+ £3.55 billion constitutes less than 1/6 the annual cost of housing benefit.
+ At less than 1% of the total government spending budget, a 32-hour week in public sector is effectively a bargain.
- In the 2019 general election The Labour Party proposed moving the UK economy to a 32-hour week over the period of a decade, with no loss of pay.
- The Conservative Party and the Centre for Policy Studies estimated that this ‘four-day week’ would cost the public sector £17 billion annually.
- This estimate does not take into account various factors that would be at play in the event of a 32-hour week in the public sector, including a number of significant cost reductions that we can expect.

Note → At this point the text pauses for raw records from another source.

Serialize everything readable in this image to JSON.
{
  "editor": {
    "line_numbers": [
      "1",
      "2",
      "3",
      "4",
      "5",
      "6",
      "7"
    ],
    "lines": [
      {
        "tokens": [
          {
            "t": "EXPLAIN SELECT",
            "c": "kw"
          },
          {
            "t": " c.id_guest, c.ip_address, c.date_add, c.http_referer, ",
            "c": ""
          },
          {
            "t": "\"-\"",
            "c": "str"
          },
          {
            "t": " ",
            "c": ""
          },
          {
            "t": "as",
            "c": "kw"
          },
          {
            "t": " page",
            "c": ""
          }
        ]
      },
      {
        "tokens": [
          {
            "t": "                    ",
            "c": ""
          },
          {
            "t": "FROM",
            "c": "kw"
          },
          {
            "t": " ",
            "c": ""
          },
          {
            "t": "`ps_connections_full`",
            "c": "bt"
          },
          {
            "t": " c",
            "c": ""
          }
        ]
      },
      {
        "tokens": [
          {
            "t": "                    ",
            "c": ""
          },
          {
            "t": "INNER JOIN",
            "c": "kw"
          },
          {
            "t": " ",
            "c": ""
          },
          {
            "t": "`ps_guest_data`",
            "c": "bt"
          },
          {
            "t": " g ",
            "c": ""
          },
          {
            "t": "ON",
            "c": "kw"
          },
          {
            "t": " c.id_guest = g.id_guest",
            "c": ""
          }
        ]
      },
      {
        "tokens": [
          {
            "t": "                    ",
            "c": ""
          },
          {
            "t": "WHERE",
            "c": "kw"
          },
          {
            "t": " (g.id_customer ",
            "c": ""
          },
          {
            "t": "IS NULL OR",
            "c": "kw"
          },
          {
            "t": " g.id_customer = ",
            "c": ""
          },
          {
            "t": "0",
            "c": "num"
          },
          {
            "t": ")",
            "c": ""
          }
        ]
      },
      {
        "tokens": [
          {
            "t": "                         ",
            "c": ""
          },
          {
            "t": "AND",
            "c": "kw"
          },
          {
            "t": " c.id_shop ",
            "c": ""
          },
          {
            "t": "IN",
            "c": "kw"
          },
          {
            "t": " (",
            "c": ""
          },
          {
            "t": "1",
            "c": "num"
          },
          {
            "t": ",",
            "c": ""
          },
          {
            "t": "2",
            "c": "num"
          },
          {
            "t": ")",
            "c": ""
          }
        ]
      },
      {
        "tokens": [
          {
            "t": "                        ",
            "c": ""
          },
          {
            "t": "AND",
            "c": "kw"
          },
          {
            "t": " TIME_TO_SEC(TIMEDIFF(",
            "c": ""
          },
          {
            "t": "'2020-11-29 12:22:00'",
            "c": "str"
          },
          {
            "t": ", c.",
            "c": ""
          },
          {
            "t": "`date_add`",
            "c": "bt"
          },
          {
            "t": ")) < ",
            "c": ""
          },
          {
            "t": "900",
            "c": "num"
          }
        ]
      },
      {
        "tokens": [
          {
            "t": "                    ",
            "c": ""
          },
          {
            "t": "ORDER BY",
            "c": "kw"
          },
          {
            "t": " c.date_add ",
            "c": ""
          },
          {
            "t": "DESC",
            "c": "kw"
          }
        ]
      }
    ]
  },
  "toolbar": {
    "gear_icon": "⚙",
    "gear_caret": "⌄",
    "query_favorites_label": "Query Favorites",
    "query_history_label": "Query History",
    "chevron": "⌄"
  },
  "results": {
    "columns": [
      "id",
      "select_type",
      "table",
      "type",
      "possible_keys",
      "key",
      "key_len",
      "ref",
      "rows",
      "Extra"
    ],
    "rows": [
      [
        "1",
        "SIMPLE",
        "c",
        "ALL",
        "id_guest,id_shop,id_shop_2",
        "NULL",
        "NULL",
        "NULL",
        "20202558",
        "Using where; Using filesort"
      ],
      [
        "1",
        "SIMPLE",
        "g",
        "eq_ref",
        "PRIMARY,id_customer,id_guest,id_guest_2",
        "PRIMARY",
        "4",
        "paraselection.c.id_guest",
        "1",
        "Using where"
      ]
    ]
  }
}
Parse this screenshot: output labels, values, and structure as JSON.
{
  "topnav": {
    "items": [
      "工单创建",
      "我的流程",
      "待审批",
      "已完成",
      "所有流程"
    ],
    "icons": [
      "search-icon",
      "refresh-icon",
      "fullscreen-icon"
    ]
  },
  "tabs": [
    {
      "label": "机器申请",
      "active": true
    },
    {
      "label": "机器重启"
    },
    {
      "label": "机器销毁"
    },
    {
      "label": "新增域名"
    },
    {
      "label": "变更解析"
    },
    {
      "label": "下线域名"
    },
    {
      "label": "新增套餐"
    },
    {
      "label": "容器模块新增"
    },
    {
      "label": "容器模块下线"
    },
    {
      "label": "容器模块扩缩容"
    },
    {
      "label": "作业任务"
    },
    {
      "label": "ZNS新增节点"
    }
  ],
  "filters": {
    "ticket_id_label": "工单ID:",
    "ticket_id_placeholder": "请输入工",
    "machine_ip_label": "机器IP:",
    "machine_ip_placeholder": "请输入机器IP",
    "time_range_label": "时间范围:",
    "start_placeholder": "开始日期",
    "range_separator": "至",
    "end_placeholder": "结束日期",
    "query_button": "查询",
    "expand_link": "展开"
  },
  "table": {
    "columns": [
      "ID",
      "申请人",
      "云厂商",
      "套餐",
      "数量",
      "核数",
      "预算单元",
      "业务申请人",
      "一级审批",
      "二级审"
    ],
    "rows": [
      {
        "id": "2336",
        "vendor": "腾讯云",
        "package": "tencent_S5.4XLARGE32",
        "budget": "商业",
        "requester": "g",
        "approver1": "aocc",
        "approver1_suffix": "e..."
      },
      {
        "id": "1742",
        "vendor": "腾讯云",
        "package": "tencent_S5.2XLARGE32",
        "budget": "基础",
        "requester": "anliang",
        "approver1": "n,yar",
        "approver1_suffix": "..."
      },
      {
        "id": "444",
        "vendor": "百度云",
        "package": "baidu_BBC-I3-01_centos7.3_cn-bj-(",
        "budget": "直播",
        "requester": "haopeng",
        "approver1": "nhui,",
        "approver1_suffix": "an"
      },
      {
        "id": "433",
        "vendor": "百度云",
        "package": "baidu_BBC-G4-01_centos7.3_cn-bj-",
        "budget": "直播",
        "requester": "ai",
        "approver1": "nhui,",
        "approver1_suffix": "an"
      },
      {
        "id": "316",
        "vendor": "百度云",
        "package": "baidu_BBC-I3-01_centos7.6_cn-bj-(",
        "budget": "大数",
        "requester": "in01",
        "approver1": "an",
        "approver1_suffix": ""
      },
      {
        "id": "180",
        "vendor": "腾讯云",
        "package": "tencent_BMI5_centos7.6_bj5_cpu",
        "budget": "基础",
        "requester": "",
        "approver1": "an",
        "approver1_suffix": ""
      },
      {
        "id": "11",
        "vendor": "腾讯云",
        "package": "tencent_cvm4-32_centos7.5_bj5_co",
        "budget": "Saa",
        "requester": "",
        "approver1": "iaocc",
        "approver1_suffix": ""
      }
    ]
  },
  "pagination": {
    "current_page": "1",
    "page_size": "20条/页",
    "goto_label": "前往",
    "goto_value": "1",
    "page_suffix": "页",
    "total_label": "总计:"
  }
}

- On Autonomy’s calculations, taking into account tax contributions, the current costs to public services of overwork-related sickness across the economy, as well as the savings that would accrue from shorter hours due to greater public sector staff health and wellbeing, the net cost of a 32-hour week would be £3.55 billion on conservative estimates and £2.85 billion on less conservative estimates.
- The higher estimate of £3.55 billion is less than one fifth of the figure that the Conservative Party and the Centre for Policy Studies have estimated. It is over 6 times less than the annual Department for Work and Pensions’ budget for housing benefit (£22.9 billion).
- The four-day week would therefore still require state expenditure, but not nearly as much as anticipated. This cheap price tag is even more striking considering that in the process of the transition to shorter hours, you would be creating over 500,00 new, good jobs, greatly improving the job quality for millions of public sector staff as well as reducing the carbon footprint of the sector.
Kate Bell, Head of Economics at the TUC, says:
‘When unions fought for the weekend we were told it wasn’t affordable. But we know we can win shorter working time – and higher pay – by ensuring workers get a fairer share of the wealth they create. This report helps show us how’.
Dave Ward, General Secretary of the CWU, says:
“The numbers bandied about by the Centre for Policy Studies and the Conservative Party have been proved to be wildly inaccurate and this study has shown this. A shorter working week for our public sector, and across the economy, is not only a desirable policy but is entirely affordable. Reducing overwork and giving millions of workers better work-life balance is surely the future that the UK deserves”
Mat Lawrence, Director Common Wealth, says:
“Time is a valuable asset, and therefore deeply political. This analysis from Autonomy is an important contribution to a vital debate on the future and cost of working time reduction, which shows that not only is a managed transition desirable – it is affordable too.”
Alice Martin, Head of Work and Pay at the New Economics Foundation, says:
“A shorter working week is not only a positive move for our overstretched workforce, but it also makes economic sense as this report shows. This is exactly the wrong time to be shying away from radical solutions to the deep, structural problems in the economy that have seen us in a productivity and wage slump for a decade. Setting a “new norm” for working hours means people will be happier and healthier in their jobs, and parents would have more time to share in childcare. Just two benefits of this practical and affordable policy.”
Rob Jump is a Research Fellow in Political Economy at Grenwich University.
Will Stronge is Director of Autonomy.